**Your assignment:** Without carrying over a single picture, write out the records below exactly.

**Exercise material:**
-=-=-
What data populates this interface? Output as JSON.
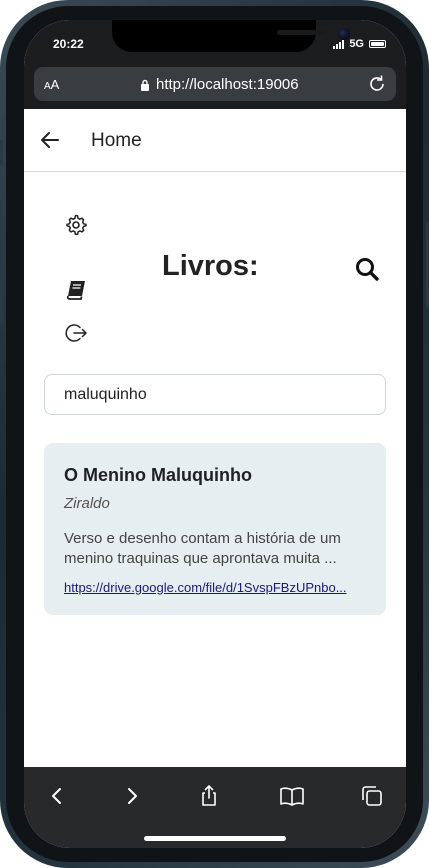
{
  "status_bar": {
    "time": "20:22",
    "network": "5G"
  },
  "browser": {
    "text_size_label_small": "A",
    "text_size_label_large": "A",
    "url": "http://localhost:19006"
  },
  "app_bar": {
    "title": "Home"
  },
  "page": {
    "heading": "Livros:",
    "icons": [
      "gear-icon",
      "book-icon",
      "logout-icon",
      "search-icon"
    ]
  },
  "search": {
    "value": "maluquinho",
    "placeholder": ""
  },
  "results": [
    {
      "title": "O Menino Maluquinho",
      "author": "Ziraldo",
      "description": "Verso e desenho contam a história de um menino traquinas que aprontava muita ...",
      "link": "https://drive.google.com/file/d/1SvspFBzUPnbo..."
    }
  ],
  "bottom_toolbar": {
    "icons": [
      "back-icon",
      "forward-icon",
      "share-icon",
      "bookmarks-icon",
      "tabs-icon"
    ]
  },
  "colors": {
    "card_background": "#e6eef1",
    "chrome_dark": "#27292b",
    "link": "#1a1a7a"
  }
}
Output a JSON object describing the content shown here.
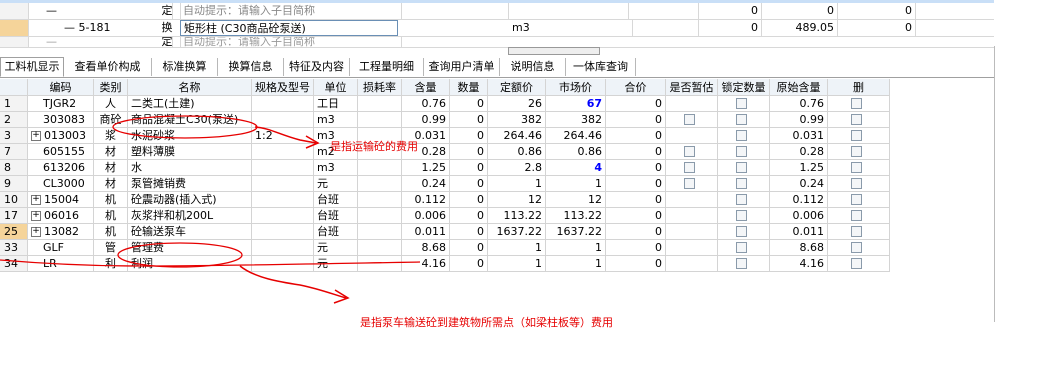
{
  "top_rows": [
    {
      "code": "—",
      "type": "定",
      "name": "自动提示：请输入子目简称",
      "unit": "",
      "qty": "0",
      "price": "0",
      "total": "0"
    },
    {
      "code": "— 5-181",
      "type": "换",
      "name": "矩形柱 (C30商品砼泵送)",
      "unit": "m3",
      "qty": "0",
      "price": "489.05",
      "total": "0"
    },
    {
      "code": "—",
      "type": "定",
      "name": "自动提示：请输入子目简称",
      "unit": "",
      "qty": "0",
      "price": "0",
      "total": "0"
    }
  ],
  "tabs": [
    "工料机显示",
    "查看单价构成",
    "标准换算",
    "换算信息",
    "特征及内容",
    "工程量明细",
    "查询用户清单",
    "说明信息",
    "一体库查询"
  ],
  "columns": [
    "编码",
    "类别",
    "名称",
    "规格及型号",
    "单位",
    "损耗率",
    "含量",
    "数量",
    "定额价",
    "市场价",
    "合价",
    "是否暂估",
    "锁定数量",
    "原始含量",
    "删"
  ],
  "rows": [
    {
      "no": "1",
      "expand": false,
      "code": "TJGR2",
      "type": "人",
      "name": "二类工(土建)",
      "spec": "",
      "unit": "工日",
      "loss": "",
      "content": "0.76",
      "qty": "0",
      "quota": "26",
      "market": "67",
      "market_blue": true,
      "total": "0",
      "est": false,
      "lock": true,
      "orig": "0.76"
    },
    {
      "no": "2",
      "expand": false,
      "code": "303083",
      "type": "商砼",
      "name": "商品混凝土C30(泵送)",
      "spec": "",
      "unit": "m3",
      "loss": "",
      "content": "0.99",
      "qty": "0",
      "quota": "382",
      "market": "382",
      "market_blue": false,
      "total": "0",
      "est": true,
      "lock": true,
      "orig": "0.99"
    },
    {
      "no": "3",
      "expand": true,
      "code": "013003",
      "type": "浆",
      "name": "水泥砂浆",
      "spec": "1:2",
      "unit": "m3",
      "loss": "",
      "content": "0.031",
      "qty": "0",
      "quota": "264.46",
      "market": "264.46",
      "market_blue": false,
      "total": "0",
      "est": false,
      "lock": true,
      "orig": "0.031"
    },
    {
      "no": "7",
      "expand": false,
      "code": "605155",
      "type": "材",
      "name": "塑料薄膜",
      "spec": "",
      "unit": "m2",
      "loss": "",
      "content": "0.28",
      "qty": "0",
      "quota": "0.86",
      "market": "0.86",
      "market_blue": false,
      "total": "0",
      "est": true,
      "lock": true,
      "orig": "0.28"
    },
    {
      "no": "8",
      "expand": false,
      "code": "613206",
      "type": "材",
      "name": "水",
      "spec": "",
      "unit": "m3",
      "loss": "",
      "content": "1.25",
      "qty": "0",
      "quota": "2.8",
      "market": "4",
      "market_blue": true,
      "total": "0",
      "est": true,
      "lock": true,
      "orig": "1.25"
    },
    {
      "no": "9",
      "expand": false,
      "code": "CL3000",
      "type": "材",
      "name": "泵管摊销费",
      "spec": "",
      "unit": "元",
      "loss": "",
      "content": "0.24",
      "qty": "0",
      "quota": "1",
      "market": "1",
      "market_blue": false,
      "total": "0",
      "est": true,
      "lock": true,
      "orig": "0.24"
    },
    {
      "no": "10",
      "expand": true,
      "code": "15004",
      "type": "机",
      "name": "砼震动器(插入式)",
      "spec": "",
      "unit": "台班",
      "loss": "",
      "content": "0.112",
      "qty": "0",
      "quota": "12",
      "market": "12",
      "market_blue": false,
      "total": "0",
      "est": false,
      "lock": true,
      "orig": "0.112"
    },
    {
      "no": "17",
      "expand": true,
      "code": "06016",
      "type": "机",
      "name": "灰浆拌和机200L",
      "spec": "",
      "unit": "台班",
      "loss": "",
      "content": "0.006",
      "qty": "0",
      "quota": "113.22",
      "market": "113.22",
      "market_blue": false,
      "total": "0",
      "est": false,
      "lock": true,
      "orig": "0.006"
    },
    {
      "no": "25",
      "expand": true,
      "code": "13082",
      "type": "机",
      "name": "砼输送泵车",
      "spec": "",
      "unit": "台班",
      "loss": "",
      "content": "0.011",
      "qty": "0",
      "quota": "1637.22",
      "market": "1637.22",
      "market_blue": false,
      "total": "0",
      "est": false,
      "lock": true,
      "orig": "0.011"
    },
    {
      "no": "33",
      "expand": false,
      "code": "GLF",
      "type": "管",
      "name": "管理费",
      "spec": "",
      "unit": "元",
      "loss": "",
      "content": "8.68",
      "qty": "0",
      "quota": "1",
      "market": "1",
      "market_blue": false,
      "total": "0",
      "est": false,
      "lock": true,
      "orig": "8.68"
    },
    {
      "no": "34",
      "expand": false,
      "code": "LR",
      "type": "利",
      "name": "利润",
      "spec": "",
      "unit": "元",
      "loss": "",
      "content": "4.16",
      "qty": "0",
      "quota": "1",
      "market": "1",
      "market_blue": false,
      "total": "0",
      "est": false,
      "lock": true,
      "orig": "4.16"
    }
  ],
  "annotations": {
    "note1": "是指运输砼的费用",
    "note2": "是指泵车输送砼到建筑物所需点（如梁柱板等）费用"
  },
  "colors": {
    "annotation": "#e60000",
    "selected_row": "#f5d49a",
    "market_blue": "#0000ff",
    "header_bg": "#eef3f8"
  }
}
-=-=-
**Solution for this task:**
What data populates this interface? Output as JSON.
{
  "status_bar": {
    "time": "20:22",
    "network": "5G"
  },
  "browser": {
    "text_size_label_small": "A",
    "text_size_label_large": "A",
    "url": "http://localhost:19006"
  },
  "app_bar": {
    "title": "Home"
  },
  "page": {
    "heading": "Livros:",
    "icons": [
      "gear-icon",
      "book-icon",
      "logout-icon",
      "search-icon"
    ]
  },
  "search": {
    "value": "maluquinho",
    "placeholder": ""
  },
  "results": [
    {
      "title": "O Menino Maluquinho",
      "author": "Ziraldo",
      "description": "Verso e desenho contam a história de um menino traquinas que aprontava muita ...",
      "link": "https://drive.google.com/file/d/1SvspFBzUPnbo..."
    }
  ],
  "bottom_toolbar": {
    "icons": [
      "back-icon",
      "forward-icon",
      "share-icon",
      "bookmarks-icon",
      "tabs-icon"
    ]
  },
  "colors": {
    "card_background": "#e6eef1",
    "chrome_dark": "#27292b",
    "link": "#1a1a7a"
  }
}
Output a JSON object describing the content shown here.
{
  "top_rows": [
    {
      "code": "—",
      "type": "定",
      "name": "自动提示：请输入子目简称",
      "unit": "",
      "qty": "0",
      "price": "0",
      "total": "0"
    },
    {
      "code": "— 5-181",
      "type": "换",
      "name": "矩形柱 (C30商品砼泵送)",
      "unit": "m3",
      "qty": "0",
      "price": "489.05",
      "total": "0"
    },
    {
      "code": "—",
      "type": "定",
      "name": "自动提示：请输入子目简称",
      "unit": "",
      "qty": "0",
      "price": "0",
      "total": "0"
    }
  ],
  "tabs": [
    "工料机显示",
    "查看单价构成",
    "标准换算",
    "换算信息",
    "特征及内容",
    "工程量明细",
    "查询用户清单",
    "说明信息",
    "一体库查询"
  ],
  "columns": [
    "编码",
    "类别",
    "名称",
    "规格及型号",
    "单位",
    "损耗率",
    "含量",
    "数量",
    "定额价",
    "市场价",
    "合价",
    "是否暂估",
    "锁定数量",
    "原始含量",
    "删"
  ],
  "rows": [
    {
      "no": "1",
      "expand": false,
      "code": "TJGR2",
      "type": "人",
      "name": "二类工(土建)",
      "spec": "",
      "unit": "工日",
      "loss": "",
      "content": "0.76",
      "qty": "0",
      "quota": "26",
      "market": "67",
      "market_blue": true,
      "total": "0",
      "est": false,
      "lock": true,
      "orig": "0.76"
    },
    {
      "no": "2",
      "expand": false,
      "code": "303083",
      "type": "商砼",
      "name": "商品混凝土C30(泵送)",
      "spec": "",
      "unit": "m3",
      "loss": "",
      "content": "0.99",
      "qty": "0",
      "quota": "382",
      "market": "382",
      "market_blue": false,
      "total": "0",
      "est": true,
      "lock": true,
      "orig": "0.99"
    },
    {
      "no": "3",
      "expand": true,
      "code": "013003",
      "type": "浆",
      "name": "水泥砂浆",
      "spec": "1:2",
      "unit": "m3",
      "loss": "",
      "content": "0.031",
      "qty": "0",
      "quota": "264.46",
      "market": "264.46",
      "market_blue": false,
      "total": "0",
      "est": false,
      "lock": true,
      "orig": "0.031"
    },
    {
      "no": "7",
      "expand": false,
      "code": "605155",
      "type": "材",
      "name": "塑料薄膜",
      "spec": "",
      "unit": "m2",
      "loss": "",
      "content": "0.28",
      "qty": "0",
      "quota": "0.86",
      "market": "0.86",
      "market_blue": false,
      "total": "0",
      "est": true,
      "lock": true,
      "orig": "0.28"
    },
    {
      "no": "8",
      "expand": false,
      "code": "613206",
      "type": "材",
      "name": "水",
      "spec": "",
      "unit": "m3",
      "loss": "",
      "content": "1.25",
      "qty": "0",
      "quota": "2.8",
      "market": "4",
      "market_blue": true,
      "total": "0",
      "est": true,
      "lock": true,
      "orig": "1.25"
    },
    {
      "no": "9",
      "expand": false,
      "code": "CL3000",
      "type": "材",
      "name": "泵管摊销费",
      "spec": "",
      "unit": "元",
      "loss": "",
      "content": "0.24",
      "qty": "0",
      "quota": "1",
      "market": "1",
      "market_blue": false,
      "total": "0",
      "est": true,
      "lock": true,
      "orig": "0.24"
    },
    {
      "no": "10",
      "expand": true,
      "code": "15004",
      "type": "机",
      "name": "砼震动器(插入式)",
      "spec": "",
      "unit": "台班",
      "loss": "",
      "content": "0.112",
      "qty": "0",
      "quota": "12",
      "market": "12",
      "market_blue": false,
      "total": "0",
      "est": false,
      "lock": true,
      "orig": "0.112"
    },
    {
      "no": "17",
      "expand": true,
      "code": "06016",
      "type": "机",
      "name": "灰浆拌和机200L",
      "spec": "",
      "unit": "台班",
      "loss": "",
      "content": "0.006",
      "qty": "0",
      "quota": "113.22",
      "market": "113.22",
      "market_blue": false,
      "total": "0",
      "est": false,
      "lock": true,
      "orig": "0.006"
    },
    {
      "no": "25",
      "expand": true,
      "code": "13082",
      "type": "机",
      "name": "砼输送泵车",
      "spec": "",
      "unit": "台班",
      "loss": "",
      "content": "0.011",
      "qty": "0",
      "quota": "1637.22",
      "market": "1637.22",
      "market_blue": false,
      "total": "0",
      "est": false,
      "lock": true,
      "orig": "0.011"
    },
    {
      "no": "33",
      "expand": false,
      "code": "GLF",
      "type": "管",
      "name": "管理费",
      "spec": "",
      "unit": "元",
      "loss": "",
      "content": "8.68",
      "qty": "0",
      "quota": "1",
      "market": "1",
      "market_blue": false,
      "total": "0",
      "est": false,
      "lock": true,
      "orig": "8.68"
    },
    {
      "no": "34",
      "expand": false,
      "code": "LR",
      "type": "利",
      "name": "利润",
      "spec": "",
      "unit": "元",
      "loss": "",
      "content": "4.16",
      "qty": "0",
      "quota": "1",
      "market": "1",
      "market_blue": false,
      "total": "0",
      "est": false,
      "lock": true,
      "orig": "4.16"
    }
  ],
  "annotations": {
    "note1": "是指运输砼的费用",
    "note2": "是指泵车输送砼到建筑物所需点（如梁柱板等）费用"
  },
  "colors": {
    "annotation": "#e60000",
    "selected_row": "#f5d49a",
    "market_blue": "#0000ff",
    "header_bg": "#eef3f8"
  }
}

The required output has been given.